By: Randall A. Denha, J.D., LL.M.
For over a decade, the future of the federal estate tax has been uncertain. Both Republicans and Democrats have sharply different strategies, with some calling for an increase in federal gift and estate taxes and others advocating for total elimination. Even if you have never done estate planning, this year is a good time to start. Remember that in 2001, Congress increased the estate tax exemption in measured steps until December 31, 2009. Everyone assumed there would be comprehensive reform, but Congress failed to act.
However, one thing is sure, for the remainder of 2012, each individual can transfer up to $5,120,000 million free of gift tax or leave up to that amount tax-free to anyone he chooses at death. Assuming an individual plans to live through the remainder of the year, the lifetime giving option is the most viable. At the very least, individuals should consider making gifts of their annual exclusion amount ($13,000 per donee in 2012 and increasing to $14,000 as of January 1, 2013) or gifts on an unlimited basis for tuition and/or medical expense payments. Such gifts can be made over and above the gifts that will take advantage of the gift tax exemption.

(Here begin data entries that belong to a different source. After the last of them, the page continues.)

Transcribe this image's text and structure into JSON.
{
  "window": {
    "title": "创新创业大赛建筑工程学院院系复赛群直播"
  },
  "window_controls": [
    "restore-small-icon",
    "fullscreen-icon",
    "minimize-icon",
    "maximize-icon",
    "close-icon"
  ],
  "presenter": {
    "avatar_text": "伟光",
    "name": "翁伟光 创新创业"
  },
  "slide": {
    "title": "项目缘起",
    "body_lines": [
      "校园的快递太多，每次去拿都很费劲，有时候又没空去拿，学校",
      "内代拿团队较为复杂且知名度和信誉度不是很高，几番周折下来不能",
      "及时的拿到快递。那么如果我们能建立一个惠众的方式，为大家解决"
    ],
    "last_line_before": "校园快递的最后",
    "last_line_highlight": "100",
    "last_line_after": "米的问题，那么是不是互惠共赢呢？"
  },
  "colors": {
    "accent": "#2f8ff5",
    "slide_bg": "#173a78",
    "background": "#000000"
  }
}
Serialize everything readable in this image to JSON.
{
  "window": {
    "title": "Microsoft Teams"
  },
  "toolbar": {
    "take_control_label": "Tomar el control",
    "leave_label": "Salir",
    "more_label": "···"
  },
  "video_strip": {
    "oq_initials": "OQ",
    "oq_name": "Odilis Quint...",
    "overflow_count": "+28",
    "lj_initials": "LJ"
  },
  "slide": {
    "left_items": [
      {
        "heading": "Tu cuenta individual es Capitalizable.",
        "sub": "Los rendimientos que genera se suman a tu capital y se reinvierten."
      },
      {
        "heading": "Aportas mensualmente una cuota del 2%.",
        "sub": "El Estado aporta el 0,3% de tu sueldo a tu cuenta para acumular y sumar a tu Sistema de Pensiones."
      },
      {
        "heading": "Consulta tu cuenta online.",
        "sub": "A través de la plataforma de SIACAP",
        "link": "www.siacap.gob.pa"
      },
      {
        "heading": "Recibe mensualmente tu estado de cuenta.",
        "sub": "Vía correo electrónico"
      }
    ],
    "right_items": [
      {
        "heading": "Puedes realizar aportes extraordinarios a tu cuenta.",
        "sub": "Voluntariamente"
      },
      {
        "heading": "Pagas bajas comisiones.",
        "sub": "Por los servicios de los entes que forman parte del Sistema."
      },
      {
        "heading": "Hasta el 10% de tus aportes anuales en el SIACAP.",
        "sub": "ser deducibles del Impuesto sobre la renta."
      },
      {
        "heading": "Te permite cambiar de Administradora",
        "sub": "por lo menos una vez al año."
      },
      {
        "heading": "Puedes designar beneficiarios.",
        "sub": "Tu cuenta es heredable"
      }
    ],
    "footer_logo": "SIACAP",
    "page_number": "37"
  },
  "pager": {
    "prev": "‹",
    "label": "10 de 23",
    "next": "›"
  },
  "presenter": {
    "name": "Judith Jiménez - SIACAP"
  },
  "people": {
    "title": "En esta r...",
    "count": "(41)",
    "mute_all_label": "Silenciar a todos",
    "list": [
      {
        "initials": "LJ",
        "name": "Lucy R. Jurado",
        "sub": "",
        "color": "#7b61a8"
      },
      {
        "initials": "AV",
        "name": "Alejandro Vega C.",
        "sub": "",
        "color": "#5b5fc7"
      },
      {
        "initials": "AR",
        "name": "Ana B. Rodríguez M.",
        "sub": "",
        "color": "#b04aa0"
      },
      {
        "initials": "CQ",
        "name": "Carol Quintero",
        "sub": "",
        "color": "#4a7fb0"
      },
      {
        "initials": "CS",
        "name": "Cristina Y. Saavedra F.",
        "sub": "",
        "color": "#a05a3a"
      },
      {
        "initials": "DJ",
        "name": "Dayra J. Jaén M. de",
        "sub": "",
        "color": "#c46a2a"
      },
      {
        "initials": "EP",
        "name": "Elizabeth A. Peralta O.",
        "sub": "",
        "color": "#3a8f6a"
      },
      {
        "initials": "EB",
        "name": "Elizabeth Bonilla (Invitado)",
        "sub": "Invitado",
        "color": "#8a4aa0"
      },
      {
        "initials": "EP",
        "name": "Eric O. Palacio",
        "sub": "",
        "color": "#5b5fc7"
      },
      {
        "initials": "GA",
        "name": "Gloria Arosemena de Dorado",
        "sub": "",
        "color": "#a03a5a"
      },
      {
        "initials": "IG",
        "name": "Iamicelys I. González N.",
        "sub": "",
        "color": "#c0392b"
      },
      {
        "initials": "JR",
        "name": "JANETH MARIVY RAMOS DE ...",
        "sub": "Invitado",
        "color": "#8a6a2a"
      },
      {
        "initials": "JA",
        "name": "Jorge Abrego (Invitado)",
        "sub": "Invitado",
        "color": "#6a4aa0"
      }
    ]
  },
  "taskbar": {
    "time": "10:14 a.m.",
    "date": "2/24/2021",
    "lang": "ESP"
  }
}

Despite having a multitude of gift giving strategies to choose from, many clients are still reluctant to make transfers for various reasons. Whether due to possibly needing the money again or distrusting the beneficiary or the environment the beneficiary operates under, an individual sitting on the sidelines failing to take advantage of this once-in-a-lifetime opportunity will miss the train if this gift is not made before year end. A technique that should alleviate the concern of this type of individual that hasn’t received much press (but should) is the Disclaimer Gift Trust.
What is a disclaimer? A disclaimer is a refusal by a beneficiary of a gift or bequest. What makes a disclaimer possible is that a disclaimer, if properly accomplished, is not a “transfer.” Under the Internal Revenue Code, without a “transfer” there cannot be a gift. Put another way, gift taxes are only imposed on “the transfer of property by gift.”
Say you feel pressured to capitalize on the current $5,120,000 million gift-tax exemption, but, for many reasons, you wouldn’t otherwise make a gift this year. One way to allow yourself the ability of making the gift and still having time to decide what to exactly do is by utilizing the Disclaimer Gift Trust concept.
For example, before the end of calendar year 2012, you can make a $5,120,000 gift to your spouse. Should Congress decide to extend the $5,120,000 exemption, your spouse can continue to retain the money in trust on a tax free basis or pass some or all of it vis-à-vis a “disclaimer” and pass it to the beneficiaries. The money is still in the individual’s family unit and no harm done.
However, if Congress allows the exemption to expire and its reduced from $5,120,000 to $1,000,000, then your spouse can either still keep the money, or, better yet, “disclaim” the gift within nine months of the date of such gift. If your spouse decides to disclaim the gift then the gift continues in trust for your beneficiaries and is treated as a gift from you and not your spouse. In effect, the gift that was disclaimed is governed by the same rules that existed when you made it. Your spouse is not treated as ever having received it.
This technique effectively buys you an additional nine months to decide whether or not to give your beneficiaries a gift under the current gift tax rules which are only in effect until December 31, 2012! The catch for a Disclaimer Gift Trust to work is that your spouse cannot touch the money in trust while you wait and the donee-spouse must disclaim it within nine months of receiving the gift, otherwise the disclaimer becomes invalid. This disclaimer option only works with a spouse, and, needless to say, one you feel confident won’t divorce you, take the money, and run.
THIS ARTICLE MAY NOT BE USED FOR PENALTY PROTECTION. THE MATERIAL IS BASED UPON GENERAL TAX RULES AND FOR INFORMATION PURPOSES ONLY. IT IS NOT INTENDED AS LEGAL OR TAX ADVICE AND TAXPAYERS SHOULD CONSULT THEIR OWN LEGAL AND TAX ADVISORS AS TO THEIR SPECIFIC SITUATION.